Pregnancy-related weight gain and retention: implications of the 1990 Institute of Medicine guidelines

Am J Public Health. 1993 Aug;83(8):1100-3. doi: 10.2105/ajph.83.8.1100.


Objectives: Guidelines from the Institute of Medicine's 1990 report call for weight gains during pregnancy that are higher than those previously recommended. This study examines the potential implications of compliance with these guidelines for postpartum weight retention.

Methods: Weight retention 10 to 18 months following delivery was examined for selected women who had live births in the 1988 National Maternal and Infant Health Survey. Women's actual weight gains during pregnancy were retrospectively classified according to the Institute of Medicine's guidelines.
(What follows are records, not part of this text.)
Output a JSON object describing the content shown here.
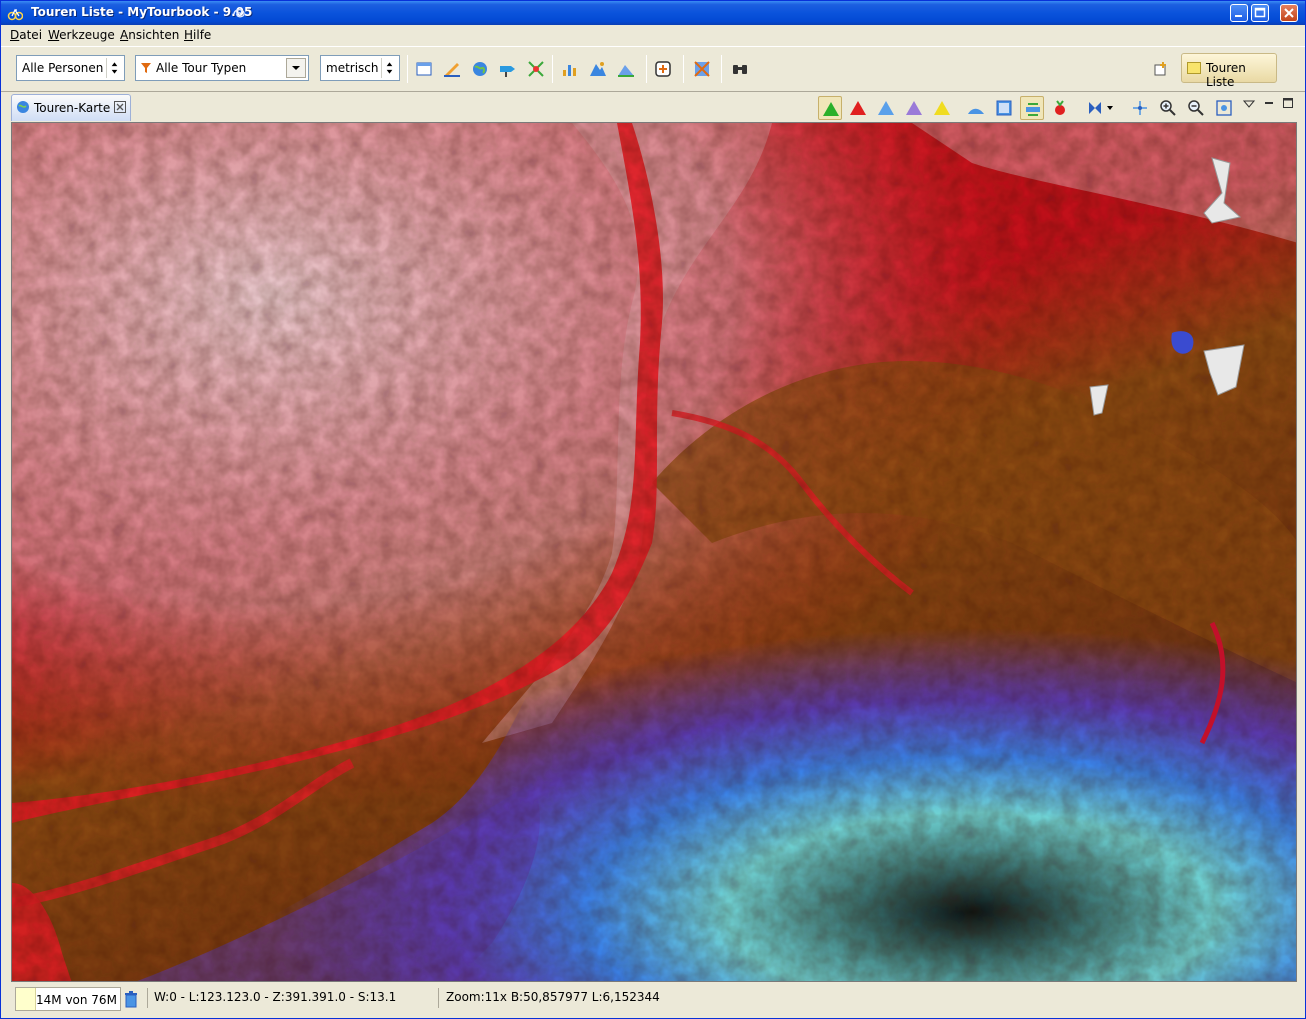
{
  "window": {
    "title": "Touren Liste - MyTourbook - 9.05"
  },
  "menu": {
    "items": [
      "Datei",
      "Werkzeuge",
      "Ansichten",
      "Hilfe"
    ]
  },
  "toolbar": {
    "person_combo": "Alle Personen",
    "tourtype_combo": "Alle Tour Typen",
    "measurement_combo": "metrisch",
    "perspective_label": "Touren Liste"
  },
  "view": {
    "tab_label": "Touren-Karte"
  },
  "map": {
    "description_icons": [
      "elevation-layer",
      "gradient-red",
      "gradient-blue",
      "gradient-purple",
      "gradient-yellow"
    ]
  },
  "status": {
    "heap": "14M von 76M",
    "position": "W:0 - L:123.123.0 - Z:391.391.0 - S:13.1",
    "zoom": "Zoom:11x  B:50,857977  L:6,152344"
  },
  "colors": {
    "accent_titlebar": "#0a53dc",
    "map_high": "#e0101a",
    "map_mid": "#8a4a12",
    "map_low": "#3b7fe6",
    "map_lowest": "#0d1a1a"
  }
}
Results: Weight retention following delivery increased as weight gain increased, and Black women retained more weight than White women with comparable weight gain. The median retained weight for White women who gained the amount now being recommended was 1.6 lb whereas that for Black women was 7.2 lb.
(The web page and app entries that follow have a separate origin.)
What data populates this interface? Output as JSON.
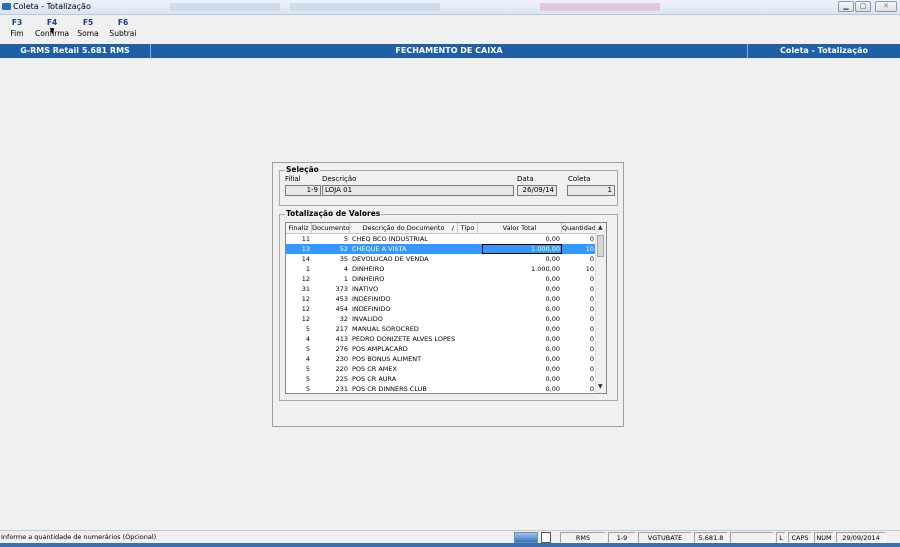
{
  "window": {
    "title": "Coleta - Totalização"
  },
  "toolbar": [
    {
      "key": "F3",
      "label": "Fim"
    },
    {
      "key": "F4",
      "label": "Confirma"
    },
    {
      "key": "F5",
      "label": "Soma"
    },
    {
      "key": "F6",
      "label": "Subtrai"
    }
  ],
  "header": {
    "product": "G-RMS Retail 5.681 RMS",
    "screen": "FECHAMENTO DE CAIXA",
    "module": "Coleta - Totalização"
  },
  "selecao": {
    "title": "Seleção",
    "filial_label": "Filial",
    "descricao_label": "Descrição",
    "data_label": "Data",
    "coleta_label": "Coleta",
    "filial": "1-9",
    "descricao": "LOJA 01",
    "data": "26/09/14",
    "coleta": "1"
  },
  "totalizacao": {
    "title": "Totalização de Valores",
    "columns": [
      "Finaliz",
      "Documento",
      "Descrição do Documento",
      "/",
      "Tipo",
      "Valor Total",
      "Quantidade"
    ],
    "rows": [
      {
        "finaliz": "11",
        "documento": "5",
        "descricao": "CHEQ BCO INDUSTRIAL",
        "tipo": "",
        "valor": "0,00",
        "quantidade": "0"
      },
      {
        "finaliz": "13",
        "documento": "52",
        "descricao": "CHEQUE A VISTA",
        "tipo": "",
        "valor": "1.000,00",
        "quantidade": "10",
        "selected": true
      },
      {
        "finaliz": "14",
        "documento": "35",
        "descricao": "DEVOLUCAO DE VENDA",
        "tipo": "",
        "valor": "0,00",
        "quantidade": "0"
      },
      {
        "finaliz": "1",
        "documento": "4",
        "descricao": "DINHEIRO",
        "tipo": "",
        "valor": "1.000,00",
        "quantidade": "10"
      },
      {
        "finaliz": "12",
        "documento": "1",
        "descricao": "DINHEIRO",
        "tipo": "",
        "valor": "0,00",
        "quantidade": "0"
      },
      {
        "finaliz": "31",
        "documento": "373",
        "descricao": "INATIVO",
        "tipo": "",
        "valor": "0,00",
        "quantidade": "0"
      },
      {
        "finaliz": "12",
        "documento": "453",
        "descricao": "INDEFINIDO",
        "tipo": "",
        "valor": "0,00",
        "quantidade": "0"
      },
      {
        "finaliz": "12",
        "documento": "454",
        "descricao": "INDEFINIDO",
        "tipo": "",
        "valor": "0,00",
        "quantidade": "0"
      },
      {
        "finaliz": "12",
        "documento": "32",
        "descricao": "INVALIDO",
        "tipo": "",
        "valor": "0,00",
        "quantidade": "0"
      },
      {
        "finaliz": "5",
        "documento": "217",
        "descricao": "MANUAL SOROCRED",
        "tipo": "",
        "valor": "0,00",
        "quantidade": "0"
      },
      {
        "finaliz": "4",
        "documento": "413",
        "descricao": "PEDRO DONIZETE ALVES LOPES",
        "tipo": "",
        "valor": "0,00",
        "quantidade": "0"
      },
      {
        "finaliz": "5",
        "documento": "276",
        "descricao": "POS AMPLACARD",
        "tipo": "",
        "valor": "0,00",
        "quantidade": "0"
      },
      {
        "finaliz": "4",
        "documento": "230",
        "descricao": "POS BONUS ALIMENT",
        "tipo": "",
        "valor": "0,00",
        "quantidade": "0"
      },
      {
        "finaliz": "5",
        "documento": "220",
        "descricao": "POS CR AMEX",
        "tipo": "",
        "valor": "0,00",
        "quantidade": "0"
      },
      {
        "finaliz": "5",
        "documento": "225",
        "descricao": "POS CR AURA",
        "tipo": "",
        "valor": "0,00",
        "quantidade": "0"
      },
      {
        "finaliz": "5",
        "documento": "231",
        "descricao": "POS CR DINNERS CLUB",
        "tipo": "",
        "valor": "0,00",
        "quantidade": "0"
      }
    ]
  },
  "statusbar": {
    "message": "Informe a quantidade de numerários (Opcional)",
    "panels": [
      "RMS",
      "1-9",
      "VGTUBATE",
      "5.681.8",
      "",
      "L",
      "CAPS",
      "NUM",
      "29/09/2014"
    ]
  }
}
Conclusions: If pregnant White women gain weight according to the institute's guidelines, they need not be concerned about retaining a substantial amount of weight postpartum. Our findings suggest, however, that Black women are in need of advice about how to lose weight following delivery.

MeSH terms
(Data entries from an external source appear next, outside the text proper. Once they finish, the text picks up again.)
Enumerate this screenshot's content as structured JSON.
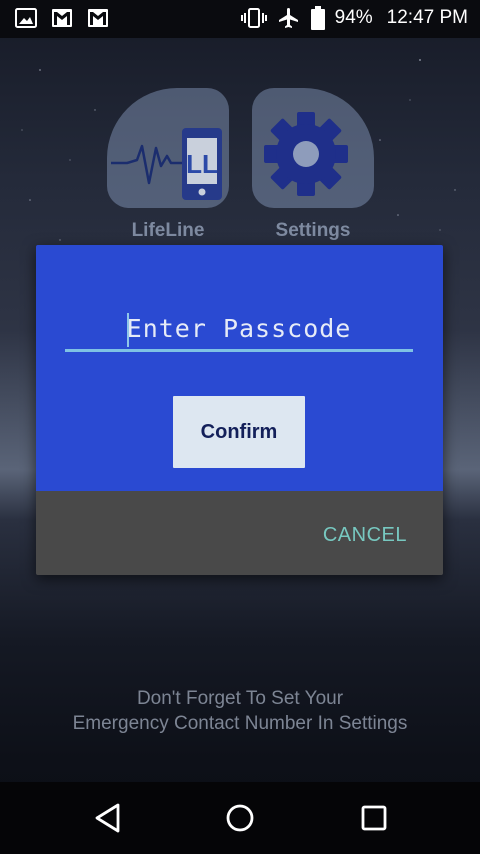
{
  "status_bar": {
    "left_icons": [
      "gallery-icon",
      "gmail-icon",
      "gmail-icon"
    ],
    "right_icons": [
      "vibrate-icon",
      "airplane-mode-icon",
      "battery-icon"
    ],
    "battery": "94%",
    "time": "12:47 PM"
  },
  "apps": [
    {
      "label": "LifeLine",
      "icon": "lifeline-phone-heartbeat-icon",
      "badge": "LL"
    },
    {
      "label": "Settings",
      "icon": "gear-icon"
    }
  ],
  "dialog": {
    "input_placeholder": "Enter Passcode",
    "input_value": "",
    "confirm_label": "Confirm",
    "cancel_label": "CANCEL"
  },
  "reminder": {
    "line1": "Don't Forget To Set Your",
    "line2": "Emergency Contact Number In Settings"
  },
  "nav_bar": {
    "icons": [
      "back-icon",
      "home-icon",
      "recents-icon"
    ]
  },
  "colors": {
    "dialog_top": "#2a4ad2",
    "dialog_bottom": "#494949",
    "confirm_bg": "#dde7f1",
    "confirm_text": "#13205a",
    "cancel_text": "#77c8c0",
    "input_underline": "#7fc2e4"
  }
}
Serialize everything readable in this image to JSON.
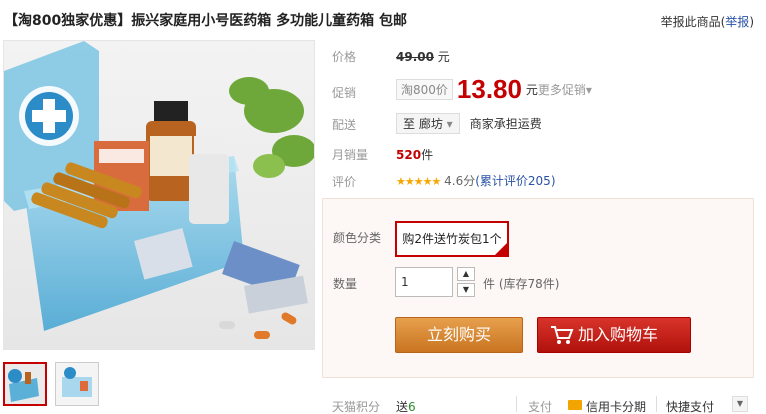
{
  "title": "【淘800独家优惠】振兴家庭用小号医药箱 多功能儿童药箱 包邮",
  "report": {
    "text": "举报此商品",
    "link": "举报"
  },
  "price": {
    "label": "价格",
    "value": "49.00",
    "unit": "元"
  },
  "promo": {
    "label": "促销",
    "tag": "淘800价",
    "value": "13.80",
    "unit": "元",
    "more": "更多促销"
  },
  "shipping": {
    "label": "配送",
    "destination": "至 廊坊",
    "note": "商家承担运费"
  },
  "monthly_sales": {
    "label": "月销量",
    "value": "520",
    "unit": "件"
  },
  "rating": {
    "label": "评价",
    "stars": "★★★★★",
    "score": "4.6分",
    "review_text": "(累计评价205)"
  },
  "options": {
    "color_label": "颜色分类",
    "color_value": "购2件送竹炭包1个",
    "qty_label": "数量",
    "qty_value": "1",
    "stock": "件 (库存78件)"
  },
  "buttons": {
    "buy": "立刻购买",
    "cart": "加入购物车"
  },
  "bottom": {
    "points_label": "天猫积分",
    "points_prefix": "送",
    "points_value": "6",
    "pay_label": "支付",
    "pay1": "信用卡分期",
    "pay2": "快捷支付"
  },
  "colors": {
    "accent": "#c40000",
    "buy": "#d9862c",
    "link": "#2953a6"
  },
  "icons": [
    "cart-icon",
    "credit-card-icon",
    "chevron-down-icon",
    "chevron-up-icon",
    "star-icon"
  ]
}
  • Female
  • Humans
  • Maternal Age
  • Practice Guidelines as Topic
  • Pregnancy*
  • Racial Groups
  • Weight Gain*
  • Weight Loss